(Your goal): Only an exact repetition of every entry counts as the answer.

(Records to process):

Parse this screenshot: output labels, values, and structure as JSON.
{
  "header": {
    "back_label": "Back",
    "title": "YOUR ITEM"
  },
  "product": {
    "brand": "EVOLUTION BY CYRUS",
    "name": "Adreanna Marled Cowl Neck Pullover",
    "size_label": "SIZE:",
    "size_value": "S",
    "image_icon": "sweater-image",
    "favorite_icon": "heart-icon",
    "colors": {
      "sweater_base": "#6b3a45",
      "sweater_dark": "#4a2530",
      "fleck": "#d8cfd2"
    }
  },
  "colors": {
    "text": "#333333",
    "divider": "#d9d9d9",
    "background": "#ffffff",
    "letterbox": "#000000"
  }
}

(Answer for the task):
Parse this screenshot: output labels, values, and structure as JSON.
{
  "header": {
    "back_label": "Back",
    "title": "YOUR ITEM"
  },
  "product": {
    "brand": "EVOLUTION BY CYRUS",
    "name": "Adreanna Marled Cowl Neck Pullover",
    "size_label": "SIZE:",
    "size_value": "S",
    "image_icon": "sweater-image",
    "favorite_icon": "heart-icon",
    "colors": {
      "sweater_base": "#6b3a45",
      "sweater_dark": "#4a2530",
      "fleck": "#d8cfd2"
    }
  },
  "colors": {
    "text": "#333333",
    "divider": "#d9d9d9",
    "background": "#ffffff",
    "letterbox": "#000000"
  }
}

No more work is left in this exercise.